On May 17, 1954, the U.S. Supreme Court issued its first Brown v. Board of Education ruling declaring public school segregation unconstitutional. This year, May 17 coincides with graduation day in Topeka. As Topeka students prepare to don their caps and gowns, imagine the difference between graduation day this year and the one 60 years ago. The StoryCorps project will capture Topekans’ firsthand experiences and reflections about life in school before and after desegregation.

StoryCorps is a national nonprofit organization whose mission is to provide people of all backgrounds and beliefs with the opportunity to record, share, and preserve the stories of our lives. Interviews will be conducted at the Topeka & Shawnee County Public Library and Brown v. Board of Education National Historic Site May 1-3, 2014. The interviews will be archived locally and at the Library of Congress in Washington, D.C.

The Brown v. Board StoryCorps project is a collaboration between Brown v. Board of Education, the Kansas Humanities Council, and the Topeka & Shawnee County Public Library. The project is made possible with support from the Capitol Federal Foundation, Fairlawn Plaza, Security Benefit, the Greater Topeka Fund of the Topeka Community Foundation, and Westar Energy.

Image: Front page of The Topeka State Journal, May 17, 1954. Image courtesy of the Kansas Historical Society. 

KHC Awards Eight Spring Grants

Rendezvous at the Santa Fe Trail Center in Larned.

Rendezvous at the Santa Fe Trail Center in Larned.

KHC recently awarded $35,673.00 in Humanities and Heritage grants to eight organizations. Local contributions to the projects are estimated at $228,523.00.

Franklin County Historical Society, Ottawa ($1,740)

“Franklin County School Records Sorting and Storage”
A project to organize and archive a collection of county school records spanning the 1870s through the 1960s. Susan Geiss, project director.

Harvey County Historical Museum & Archives, Newton ($2,588)

“Fifty Years of Service: Harvey County Courthouse”
This oral history project will document and preserve stories about Harvey County’s courthouse. Debra Hiebert, project director.

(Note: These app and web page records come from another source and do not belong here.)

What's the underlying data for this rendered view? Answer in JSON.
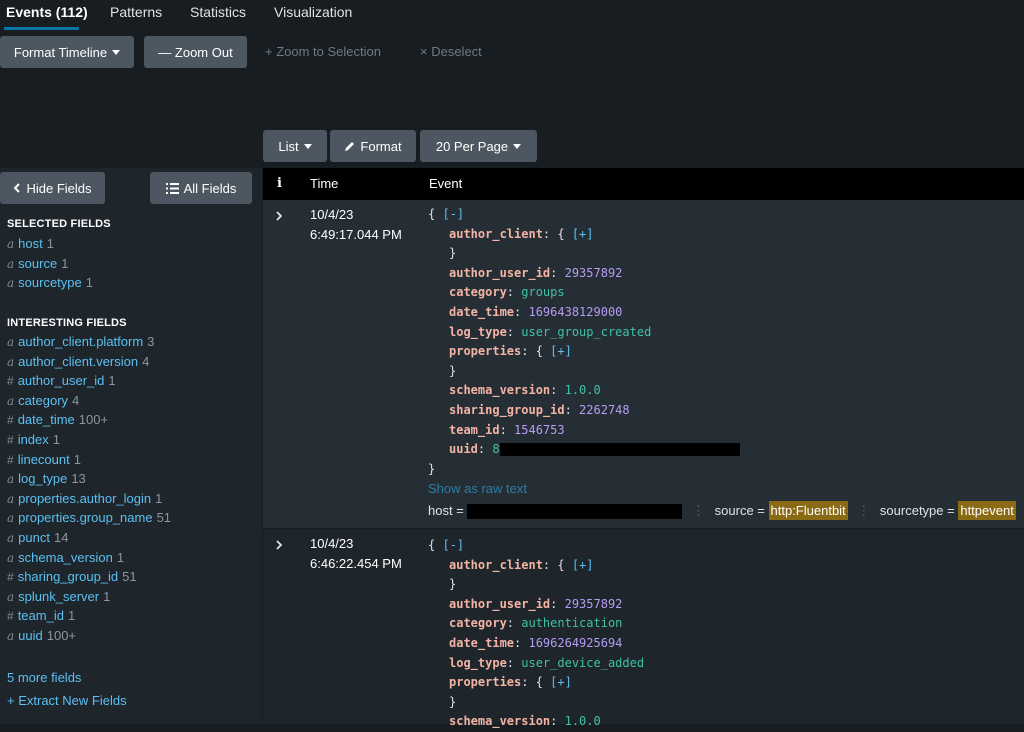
{
  "tabs": [
    {
      "label": "Events (112)",
      "active": true
    },
    {
      "label": "Patterns"
    },
    {
      "label": "Statistics"
    },
    {
      "label": "Visualization"
    }
  ],
  "timeline": {
    "format_label": "Format Timeline",
    "zoom_out_label": "— Zoom Out",
    "zoom_selection_label": "+ Zoom to Selection",
    "deselect_label": "× Deselect"
  },
  "results_toolbar": {
    "list_label": "List",
    "format_label": "Format",
    "per_page_label": "20 Per Page"
  },
  "sidebar": {
    "hide_fields_label": "Hide Fields",
    "all_fields_label": "All Fields",
    "selected_title": "SELECTED FIELDS",
    "selected": [
      {
        "type": "a",
        "name": "host",
        "count": "1"
      },
      {
        "type": "a",
        "name": "source",
        "count": "1"
      },
      {
        "type": "a",
        "name": "sourcetype",
        "count": "1"
      }
    ],
    "interesting_title": "INTERESTING FIELDS",
    "interesting": [
      {
        "type": "a",
        "name": "author_client.platform",
        "count": "3"
      },
      {
        "type": "a",
        "name": "author_client.version",
        "count": "4"
      },
      {
        "type": "#",
        "name": "author_user_id",
        "count": "1"
      },
      {
        "type": "a",
        "name": "category",
        "count": "4"
      },
      {
        "type": "#",
        "name": "date_time",
        "count": "100+"
      },
      {
        "type": "#",
        "name": "index",
        "count": "1"
      },
      {
        "type": "#",
        "name": "linecount",
        "count": "1"
      },
      {
        "type": "a",
        "name": "log_type",
        "count": "13"
      },
      {
        "type": "a",
        "name": "properties.author_login",
        "count": "1"
      },
      {
        "type": "a",
        "name": "properties.group_name",
        "count": "51"
      },
      {
        "type": "a",
        "name": "punct",
        "count": "14"
      },
      {
        "type": "a",
        "name": "schema_version",
        "count": "1"
      },
      {
        "type": "#",
        "name": "sharing_group_id",
        "count": "51"
      },
      {
        "type": "a",
        "name": "splunk_server",
        "count": "1"
      },
      {
        "type": "#",
        "name": "team_id",
        "count": "1"
      },
      {
        "type": "a",
        "name": "uuid",
        "count": "100+"
      }
    ],
    "more_fields": "5 more fields",
    "extract_fields": "+ Extract New Fields"
  },
  "table": {
    "col_info": "i",
    "col_time": "Time",
    "col_event": "Event"
  },
  "events": [
    {
      "date": "10/4/23",
      "time": "6:49:17.044 PM",
      "open": "{",
      "collapse": "[-]",
      "expand": "[+]",
      "author_client_key": "author_client",
      "author_user_id_key": "author_user_id",
      "author_user_id": "29357892",
      "category_key": "category",
      "category": "groups",
      "date_time_key": "date_time",
      "date_time": "1696438129000",
      "log_type_key": "log_type",
      "log_type": "user_group_created",
      "properties_key": "properties",
      "schema_version_key": "schema_version",
      "schema_version": "1.0.0",
      "sharing_group_id_key": "sharing_group_id",
      "sharing_group_id": "2262748",
      "team_id_key": "team_id",
      "team_id": "1546753",
      "uuid_key": "uuid",
      "uuid_prefix": "8",
      "close": "}",
      "raw_link": "Show as raw text",
      "host_label": "host =",
      "source_label": "source =",
      "source": "http:Fluentbit",
      "sourcetype_label": "sourcetype =",
      "sourcetype": "httpevent"
    },
    {
      "date": "10/4/23",
      "time": "6:46:22.454 PM",
      "open": "{",
      "collapse": "[-]",
      "expand": "[+]",
      "author_client_key": "author_client",
      "author_user_id_key": "author_user_id",
      "author_user_id": "29357892",
      "category_key": "category",
      "category": "authentication",
      "date_time_key": "date_time",
      "date_time": "1696264925694",
      "log_type_key": "log_type",
      "log_type": "user_device_added",
      "properties_key": "properties",
      "schema_version_key": "schema_version",
      "schema_version": "1.0.0",
      "close": "}"
    }
  ],
  "colors": {
    "background": "#171d21",
    "button": "#4d5761",
    "link": "#5cc0f2",
    "key": "#f3b4a4",
    "string": "#3ec1a8",
    "number": "#b59cf5",
    "highlight": "#8a6a14",
    "tab_underline": "#0877a6"
  }
}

 Herington Historical Society ($3,500)

“Care and Digitization of Photographs”
A project to organize, digitize, and store 500 photographs of Herington from the late 1800s to the 1920s. Janet Wade, project director.

Hesston Public Library ($3,050)

“Hesston Tornado Artifact Preservation & Digitization Project”
A project to inventory, digitize, and archive photographs, videos, personal accounts, and documents related to the 1990 tornado in Hesston. Libby Albers, project director.

Kansas Natural Resource Council, Topeka ($10,000)

“The Waters of Kansas”
A series of documentary short films about water in Kansas with public discussions taking place in Burlington, Colby, Great Bend, and Wichita. Sharon Ashworth, project director.

Midwest Center for Holocaust Education, Overland Park ($3,500)

“State of Deception: The Power of Nazi Propaganda”
A series of public programs offered in conjunction with the “State of Deception: the Power of Nazi Propaganda” exhibition at the National Archives and Records Administration. Jean Zeldin, project director.

Santa Fe Trail Center, Larned ($7,795)

“Rendezvous 2014: Hispanics and the Road to Santa Fe”
This year’s Rendezvous symposium explores the interactions and blending of cultures along the Santa Fe Trail. Anna Bassford-Woods, project director.

Seward County Historical Society, Liberal ($3,500)

“Preserving Photographs”
A project to catalog and preserve 300 historic photos of Seward County. Connie Whiteley, project director.

The summer deadline for Humanities and Heritage grants is May 28, 2014.  Click here or contact Murl Riedel, director of grants, at murl(at)kansashumanities.org for more information.